“My expectation is that she and Noonan were unable to exit the plane, so any of their personal effects, anything leather she was wearing, any jewelry, it’s going to be right there in the plane,” Jourdan says. “I think we will find possibly in readable form the maps that they used and possibly the notebook they used to communicate with each other. To read their last words to one another in itself makes all this worthwhile.”
Katie Evans, who is manager of the Amelia Earhart Birthplace Museum in Atchison, Kansas, believes the chances of such a find are rapidly diminishing, but is hopeful of a speedy conclusion, regardless of the theory that is proven to be right.
“So many people have spent their lives researching Amelia Earhart, including myself,” she says. “It would be nice to have some kind of closure so that we can go on remembering her and her life. So much of Amelia is remembered for how she disappeared that people tend to forget how much she accomplished throughout her life.”
Defining moments in Earhart’s life
July 24, 1897 Amelia Earhart is born in Atchison, Kansas.
1917 Takes course in Red Cross First Aid and enlists as a nurse’s aide at Spadina Military Hospital in Toronto, Canada, tending to wounded soldiers during World War I
1919 Enrolls as a premedical student at Columbia University in New York
1921 Learns to fly
1927 Moves to Boston, works as a social worker
1928 Selected as the first female passenger on a trans-Atlantic flight by her future husband, publisher George P. Putnam
1931 Marries Putnam, who becomes her publicist
1932 Becomes the first woman to make a solo trans-Atlantic flight
1935 Becomes first person to fly from Hawaii to the American mainland and, by so doing, becomes the first person to solo both the Atlantic and Pacific oceans
1935 Joins Purdue University as a female career consultant and purchases a Lockheed Electra plane
June 1937 Embarks upon the first around-the-world flight at the equator
July 2, 1937 Vanishes along with her navigator, Fred Noonan

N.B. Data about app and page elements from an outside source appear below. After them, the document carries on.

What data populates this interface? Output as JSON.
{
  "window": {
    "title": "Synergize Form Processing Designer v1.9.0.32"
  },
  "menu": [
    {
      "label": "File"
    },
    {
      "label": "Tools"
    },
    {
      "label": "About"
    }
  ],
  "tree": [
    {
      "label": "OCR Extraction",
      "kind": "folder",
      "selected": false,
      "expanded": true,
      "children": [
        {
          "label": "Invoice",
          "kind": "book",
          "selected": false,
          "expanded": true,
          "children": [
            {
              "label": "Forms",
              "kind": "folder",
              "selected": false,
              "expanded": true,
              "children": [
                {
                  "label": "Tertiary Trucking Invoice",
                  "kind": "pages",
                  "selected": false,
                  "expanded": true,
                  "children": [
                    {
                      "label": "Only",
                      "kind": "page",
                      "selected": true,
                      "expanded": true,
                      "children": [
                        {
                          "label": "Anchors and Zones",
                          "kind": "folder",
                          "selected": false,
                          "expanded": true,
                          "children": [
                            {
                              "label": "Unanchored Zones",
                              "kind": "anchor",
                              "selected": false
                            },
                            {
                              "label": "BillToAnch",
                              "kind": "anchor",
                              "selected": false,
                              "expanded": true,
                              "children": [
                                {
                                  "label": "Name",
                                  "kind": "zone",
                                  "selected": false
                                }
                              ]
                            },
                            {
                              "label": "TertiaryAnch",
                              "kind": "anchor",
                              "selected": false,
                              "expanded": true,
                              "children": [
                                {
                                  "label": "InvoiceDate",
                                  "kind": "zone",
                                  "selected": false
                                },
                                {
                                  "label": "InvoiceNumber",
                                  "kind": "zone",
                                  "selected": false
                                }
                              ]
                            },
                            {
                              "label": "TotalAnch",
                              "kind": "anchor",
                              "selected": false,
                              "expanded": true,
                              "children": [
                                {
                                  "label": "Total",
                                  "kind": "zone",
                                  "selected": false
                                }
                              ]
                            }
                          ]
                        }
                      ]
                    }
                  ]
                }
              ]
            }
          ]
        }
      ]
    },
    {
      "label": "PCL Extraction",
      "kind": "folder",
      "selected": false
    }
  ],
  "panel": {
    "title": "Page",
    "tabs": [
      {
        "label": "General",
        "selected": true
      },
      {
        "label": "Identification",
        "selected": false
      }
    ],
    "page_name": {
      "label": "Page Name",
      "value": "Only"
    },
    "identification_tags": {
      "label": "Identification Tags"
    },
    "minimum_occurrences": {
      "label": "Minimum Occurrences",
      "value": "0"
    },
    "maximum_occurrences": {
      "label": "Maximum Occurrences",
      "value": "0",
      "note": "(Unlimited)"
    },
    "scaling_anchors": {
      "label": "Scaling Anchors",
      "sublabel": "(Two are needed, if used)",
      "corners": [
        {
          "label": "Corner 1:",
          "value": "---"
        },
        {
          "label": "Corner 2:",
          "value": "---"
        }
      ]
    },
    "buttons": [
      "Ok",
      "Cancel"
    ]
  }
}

In a time of both misinformation and too much information, quality journalism is more crucial than ever.
By subscribing, you can help us get the story right.